ESPN Delays Broadcast of Video Game Tournament After Mass Shootings

TIME - Tech

Disney's ESPN has chosen not to broadcast a recent video-game competition -- one that features gun violence -- in the wake of last weekend's mass shootings in Texas and Ohio, according to a person familiar with the plans. ESPN is delaying its planned Aug. 10 broadcast of a recent tournament for Apex Legends, a popular battle royale game made by publisher Electronic Arts Inc., the person said, asking not to be identified as the matter is internal. The decision comes in the wake of the two shootings that prompted politicians, including President Donald Trump, to say video games that glorify violence could be contributing to the country's shooting epidemic. ESPN2 will air the taped segment on three nights in October, according to the person. It will still be available this weekend on ESPN's digital channels, including its app.


Trump wanted gamers to support him. Now he's blaming them for gun massacres Van Badham

The Guardian
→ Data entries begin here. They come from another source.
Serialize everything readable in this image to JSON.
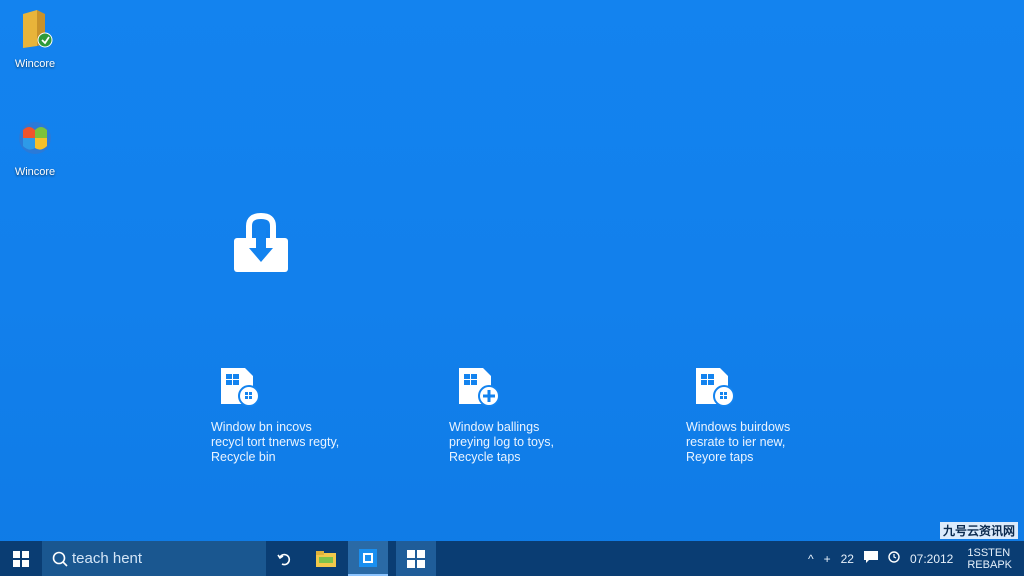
{
  "desktop": {
    "icons": [
      {
        "label": "Wincore",
        "icon": "folder-icon"
      },
      {
        "label": "Wincore",
        "icon": "windows-logo-icon"
      }
    ],
    "center_icon": "lock-download-icon",
    "tiles": [
      {
        "icon": "document-windows-icon",
        "lines": [
          "Window bn incovs",
          "recycl tort tnerws regty,",
          "Recycle bin"
        ]
      },
      {
        "icon": "document-add-icon",
        "lines": [
          "Window ballings",
          "preying log to toys,",
          "Recycle taps"
        ]
      },
      {
        "icon": "document-windows-icon",
        "lines": [
          "Windows buirdows",
          "resrate to ier new,",
          "Reyore taps"
        ]
      }
    ]
  },
  "taskbar": {
    "search_placeholder": "teach hent",
    "tray": {
      "caret": "^",
      "plus": "+",
      "count": "22",
      "time": "07:2012",
      "clock_line1": "1SSTEN",
      "clock_line2": "REBAPK"
    }
  },
  "watermark": "九号云资讯网"
}
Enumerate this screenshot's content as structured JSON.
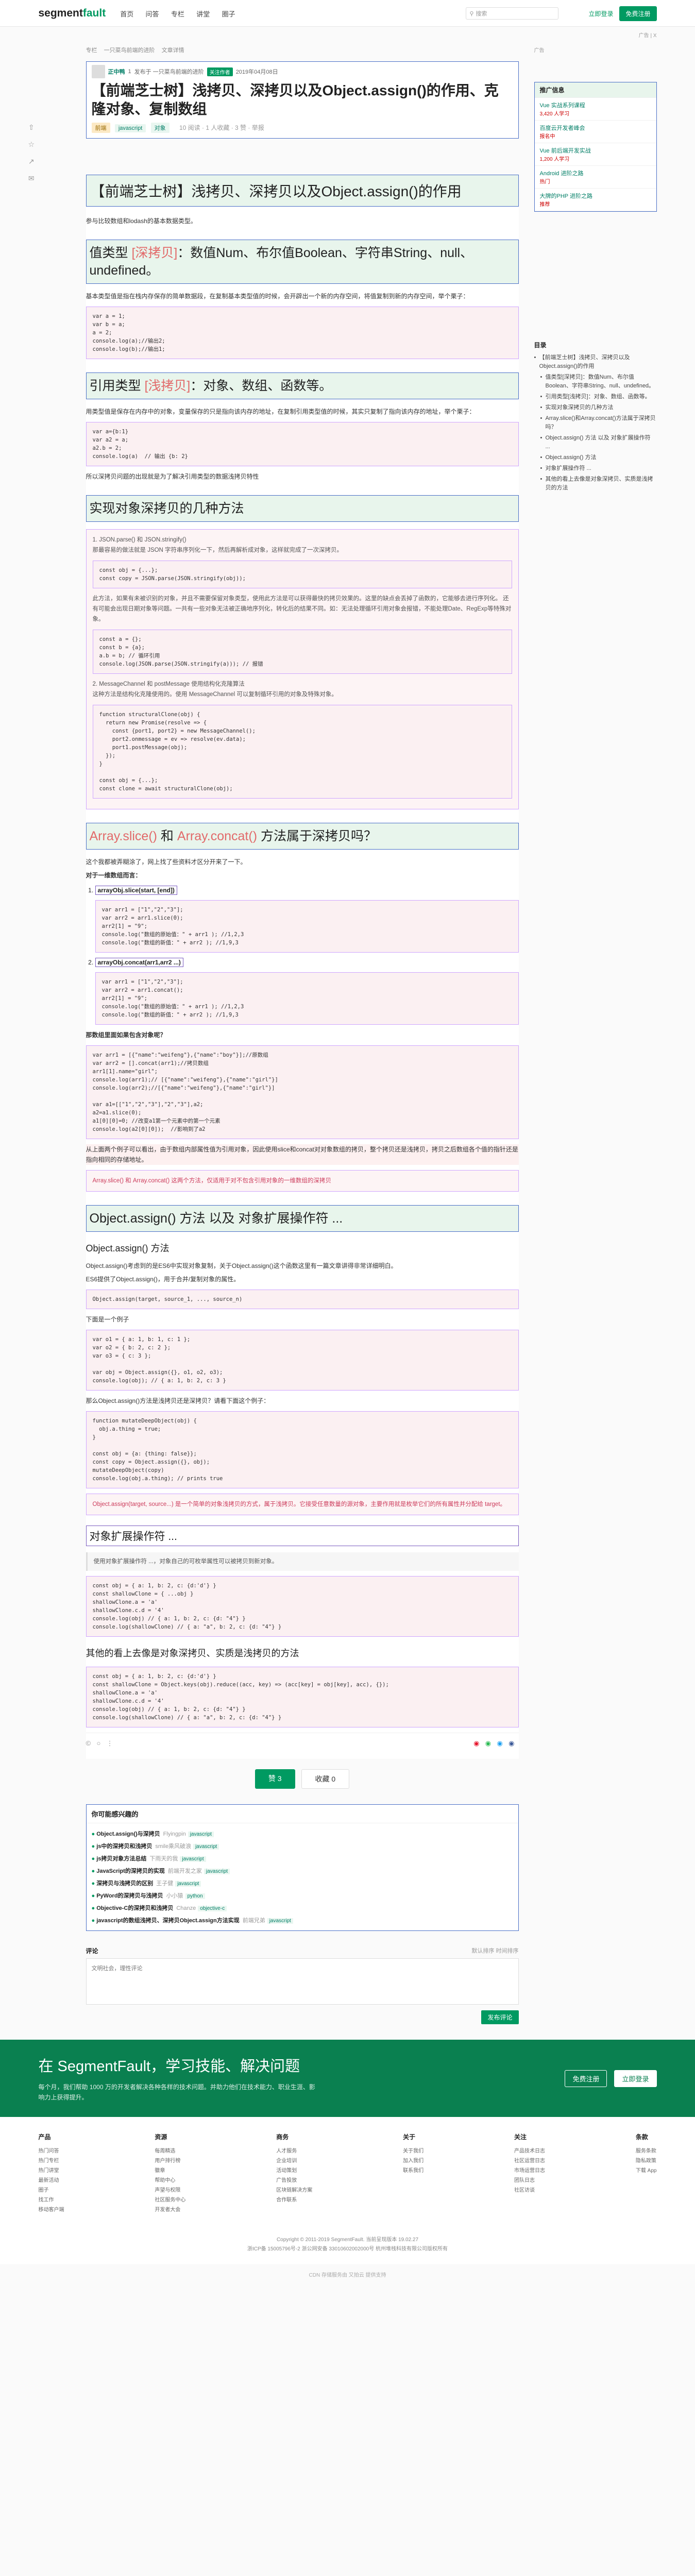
{
  "header": {
    "logo_a": "segment",
    "logo_b": "fault",
    "nav": [
      "首页",
      "问答",
      "专栏",
      "讲堂",
      "圈子"
    ],
    "search_placeholder": "搜索",
    "login": "立即登录",
    "register": "免费注册",
    "ad_tip": "广告 | X"
  },
  "crumb": [
    "专栏",
    "一只菜鸟前端的进阶",
    "文章详情"
  ],
  "post": {
    "author": "正中鸭",
    "rep": "1",
    "follow": "关注作者",
    "meta": "发布于 一只菜鸟前端的进阶",
    "date": "2019年04月08日",
    "title": "【前端芝士树】浅拷贝、深拷贝以及Object.assign()的作用、克隆对象、复制数组",
    "tags": [
      "前端",
      "javascript",
      "对象"
    ],
    "stats": "10 阅读  · 1 人收藏 · 3 赞  · 举报"
  },
  "article": {
    "h1": "【前端芝士树】浅拷贝、深拷贝以及Object.assign()的作用",
    "intro": "参与比较数组和lodash的基本数据类型。",
    "s1_title": "值类型 ",
    "s1_hl": "[深拷贝]",
    "s1_rest": "：数值Num、布尔值Boolean、字符串String、null、undefined。",
    "s1_text": "基本类型值是指在栈内存保存的简单数据段，在复制基本类型值的时候，会开辟出一个新的内存空间，将值复制到新的内存空间，举个栗子：",
    "s1_code": "var a = 1;\nvar b = a;\na = 2;\nconsole.log(a);//输出2;\nconsole.log(b);//输出1;",
    "s2_title": "引用类型 ",
    "s2_hl": "[浅拷贝]",
    "s2_rest": "：对象、数组、函数等。",
    "s2_text": "用类型值是保存在内存中的对象，变量保存的只是指向该内存的地址，在复制引用类型值的时候，其实只复制了指向该内存的地址，举个栗子：",
    "s2_code": "var a={b:1}\nvar a2 = a;\na2.b = 2;\nconsole.log(a)  // 输出 {b: 2}",
    "s2_after": "所以深拷贝问题的出现就是为了解决引用类型的数据浅拷贝特性",
    "s3_title": "实现对象深拷贝的几种方法",
    "s3_q1": "1. JSON.parse() 和 JSON.stringify()\n那最容易的做法就是 JSON 字符串序列化一下，然后再解析成对象，这样就完成了一次深拷贝。",
    "s3_code1": "const obj = {...};\nconst copy = JSON.parse(JSON.stringify(obj));",
    "s3_q2": "此方法，如果有未被识别的对象，并且不需要保留对象类型，使用此方法是可以获得最快的拷贝效果的。这里的缺点会丢掉了函数的，它能够去进行序列化。 还有可能会出现日期对象等问题。一共有一些对象无法被正确地序列化，转化后的结果不同。如：无法处理循环引用对象会报错，不能处理Date、RegExp等特殊对象。",
    "s3_code2": "const a = {};\nconst b = {a};\na.b = b; // 循环引用\nconsole.log(JSON.parse(JSON.stringify(a))); // 报错",
    "s3_q3": "2. MessageChannel 和 postMessage 使用结构化克隆算法\n这种方法是结构化克隆使用的。使用 MessageChannel 可以复制循环引用的对象及特殊对象。",
    "s3_code3": "function structuralClone(obj) {\n  return new Promise(resolve => {\n    const {port1, port2} = new MessageChannel();\n    port2.onmessage = ev => resolve(ev.data);\n    port1.postMessage(obj);\n  });\n}\n\nconst obj = {...};\nconst clone = await structuralClone(obj);",
    "s4_title_a": "Array.slice()",
    "s4_mid": " 和 ",
    "s4_title_b": "Array.concat()",
    "s4_rest": " 方法属于深拷贝吗？",
    "s4_text": "这个我都被弄糊涂了，网上找了些资料才区分开来了一下。",
    "s4_text2": "对于一维数组而言：",
    "s4_item1": "arrayObj.slice(start, [end])",
    "s4_code1": "var arr1 = [\"1\",\"2\",\"3\"];\nvar arr2 = arr1.slice(0);\narr2[1] = \"9\";\nconsole.log(\"数组的原始值：\" + arr1 ); //1,2,3\nconsole.log(\"数组的新值：\" + arr2 ); //1,9,3",
    "s4_item2": "arrayObj.concat(arr1,arr2 ...)",
    "s4_code2": "var arr1 = [\"1\",\"2\",\"3\"];\nvar arr2 = arr1.concat();\narr2[1] = \"9\";\nconsole.log(\"数组的原始值：\" + arr1 ); //1,2,3\nconsole.log(\"数组的新值：\" + arr2 ); //1,9,3",
    "s4_text3": "那数组里面如果包含对象呢？",
    "s4_code3": "var arr1 = [{\"name\":\"weifeng\"},{\"name\":\"boy\"}];//原数组\nvar arr2 = [].concat(arr1);//拷贝数组\narr1[1].name=\"girl\";\nconsole.log(arr1);// [{\"name\":\"weifeng\"},{\"name\":\"girl\"}]\nconsole.log(arr2);//[{\"name\":\"weifeng\"},{\"name\":\"girl\"}]\n\nvar a1=[[\"1\",\"2\",\"3\"],\"2\",\"3\"],a2;\na2=a1.slice(0);\na1[0][0]=0; //改变a1第一个元素中的第一个元素\nconsole.log(a2[0][0]);  //影响到了a2",
    "s4_text4": "从上面两个例子可以看出，由于数组内部属性值为引用对象，因此使用slice和concat对对象数组的拷贝，整个拷贝还是浅拷贝，拷贝之后数组各个值的指针还是指向相同的存储地址。",
    "s4_tip": "Array.slice() 和 Array.concat() 这两个方法，仅适用于对不包含引用对象的一维数组的深拷贝",
    "s5_title": "Object.assign() 方法 以及 对象扩展操作符 ...",
    "s5_sub": "Object.assign() 方法",
    "s5_text": "Object.assign()考虑到的是ES6中实现对象复制，关于Object.assign()这个函数这里有一篇文章讲得非常详细明白。",
    "s5_text2": "ES6提供了Object.assign()，用于合并/复制对象的属性。",
    "s5_code1": "Object.assign(target, source_1, ..., source_n)",
    "s5_text3": "下面是一个例子",
    "s5_code2": "var o1 = { a: 1, b: 1, c: 1 };\nvar o2 = { b: 2, c: 2 };\nvar o3 = { c: 3 };\n\nvar obj = Object.assign({}, o1, o2, o3);\nconsole.log(obj); // { a: 1, b: 2, c: 3 }",
    "s5_text4": "那么Object.assign()方法是浅拷贝还是深拷贝？请看下面这个例子：",
    "s5_code3": "function mutateDeepObject(obj) {\n  obj.a.thing = true;\n}\n\nconst obj = {a: {thing: false}};\nconst copy = Object.assign({}, obj);\nmutateDeepObject(copy)\nconsole.log(obj.a.thing); // prints true",
    "s5_tip": "Object.assign(target, source...) 是一个简单的对象浅拷贝的方式，属于浅拷贝。它接受任意数量的源对象，主要作用就是枚举它们的所有属性并分配给 target。",
    "s6_title": "对象扩展操作符 ...",
    "s6_q": "使用对象扩展操作符 ...，对象自己的可枚举属性可以被拷贝到新对象。",
    "s6_code": "const obj = { a: 1, b: 2, c: {d:'d'} }\nconst shallowClone = { ...obj }\nshallowClone.a = 'a'\nshallowClone.c.d = '4'\nconsole.log(obj) // { a: 1, b: 2, c: {d: \"4\"} }\nconsole.log(shallowClone) // { a: \"a\", b: 2, c: {d: \"4\"} }",
    "s7_title": "其他的看上去像是对象深拷贝、实质是浅拷贝的方法",
    "s7_code": "const obj = { a: 1, b: 2, c: {d:'d'} }\nconst shallowClone = Object.keys(obj).reduce((acc, key) => (acc[key] = obj[key], acc), {});\nshallowClone.a = 'a'\nshallowClone.c.d = '4'\nconsole.log(obj) // { a: 1, b: 2, c: {d: \"4\"} }\nconsole.log(shallowClone) // { a: \"a\", b: 2, c: {d: \"4\"} }"
  },
  "actions": {
    "vote": "赞 3",
    "fav": "收藏 0"
  },
  "related": {
    "title": "你可能感兴趣的",
    "items": [
      {
        "t": "Object.assign()与深拷贝",
        "a": "Flyingpin",
        "tag": "javascript"
      },
      {
        "t": "js中的深拷贝和浅拷贝",
        "a": "smile乘风破浪",
        "tag": "javascript"
      },
      {
        "t": "js拷贝对象方法总结",
        "a": "下雨天的我",
        "tag": "javascript"
      },
      {
        "t": "JavaScript的深拷贝的实现",
        "a": "前端开发之家",
        "tag": "javascript"
      },
      {
        "t": "深拷贝与浅拷贝的区别",
        "a": "王子健",
        "tag": "javascript"
      },
      {
        "t": "PyWord的深拷贝与浅拷贝",
        "a": "小小猿",
        "tag": "python"
      },
      {
        "t": "Objective-C的深拷贝和浅拷贝",
        "a": "Chanze",
        "tag": "objective-c"
      },
      {
        "t": "javascript的数组浅拷贝、深拷贝Object.assign方法实现",
        "a": "前端兄弟",
        "tag": "javascript"
      }
    ]
  },
  "comment": {
    "title": "评论",
    "sort": "默认排序 时间排序",
    "placeholder": "文明社会，理性评论",
    "publish": "发布评论"
  },
  "side": {
    "ad": "广告",
    "rec_title": "推广信息",
    "rec": [
      {
        "t": "Vue 实战系列课程",
        "s": "3,420 人学习"
      },
      {
        "t": "百度云开发者峰会",
        "s": "报名中"
      },
      {
        "t": "Vue 前后端开发实战",
        "s": "1,200 人学习"
      },
      {
        "t": "Android 进阶之路",
        "s": "热门"
      },
      {
        "t": "大牌的PHP 进阶之路",
        "s": "推荐"
      }
    ],
    "toc_title": "目录",
    "toc": [
      {
        "t": "【前端芝士树】浅拷贝、深拷贝以及Object.assign()的作用",
        "sub": false
      },
      {
        "t": "值类型[深拷贝]：数值Num、布尔值Boolean、字符串String、null、undefined。",
        "sub": true
      },
      {
        "t": "引用类型[浅拷贝]：对象、数组、函数等。",
        "sub": true
      },
      {
        "t": "实现对象深拷贝的几种方法",
        "sub": true
      },
      {
        "t": "Array.slice()和Array.concat()方法属于深拷贝吗？",
        "sub": true
      },
      {
        "t": "Object.assign() 方法 以及 对象扩展操作符 ...",
        "sub": true
      },
      {
        "t": "Object.assign() 方法",
        "sub": true
      },
      {
        "t": "对象扩展操作符 ...",
        "sub": true
      },
      {
        "t": "其他的看上去像是对象深拷贝、实质是浅拷贝的方法",
        "sub": true
      }
    ]
  },
  "banner": {
    "title": "在 SegmentFault，学习技能、解决问题",
    "text": "每个月，我们帮助 1000 万的开发者解决各种各样的技术问题。并助力他们在技术能力、职业生涯、影响力上获得提升。",
    "btn1": "免费注册",
    "btn2": "立即登录"
  },
  "footer": {
    "cols": [
      {
        "h": "产品",
        "l": [
          "热门问答",
          "热门专栏",
          "热门讲堂",
          "最新活动",
          "圈子",
          "找工作",
          "移动客户端"
        ]
      },
      {
        "h": "资源",
        "l": [
          "每周精选",
          "用户排行榜",
          "徽章",
          "帮助中心",
          "声望与权限",
          "社区服务中心",
          "开发者大会"
        ]
      },
      {
        "h": "商务",
        "l": [
          "人才服务",
          "企业培训",
          "活动策划",
          "广告投放",
          "区块链解决方案",
          "合作联系"
        ]
      },
      {
        "h": "关于",
        "l": [
          "关于我们",
          "加入我们",
          "联系我们"
        ]
      },
      {
        "h": "关注",
        "l": [
          "产品技术日志",
          "社区运营日志",
          "市场运营日志",
          "团队日志",
          "社区访谈"
        ]
      },
      {
        "h": "条款",
        "l": [
          "服务条款",
          "隐私政策",
          "下载 App"
        ]
      }
    ],
    "copy1": "Copyright © 2011-2019 SegmentFault. 当前呈现版本 19.02.27",
    "copy2": "浙ICP备 15005796号-2  浙公网安备 33010602002000号  杭州堆栈科技有限公司版权所有",
    "bottom": "CDN 存储服务由 又拍云 提供支持"
  }
}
Scientific studies do not find any links between video games and gun violence. Yet on Monday, US president Donald Trump insisted that "gruesome and grisly video games" were causative in the gun massacre deaths of 22 people in El Paso and another 9 in Dayton (not Toledo) Ohio. Why scapegoat video games and demonise the people who play them? You know, that restrictions on the purchase of guns in America are so lax, you can just walk in and buy one at Walmart, a local store, a gun show or from a friend or neighbour. Trump has heavy investment in that laxity.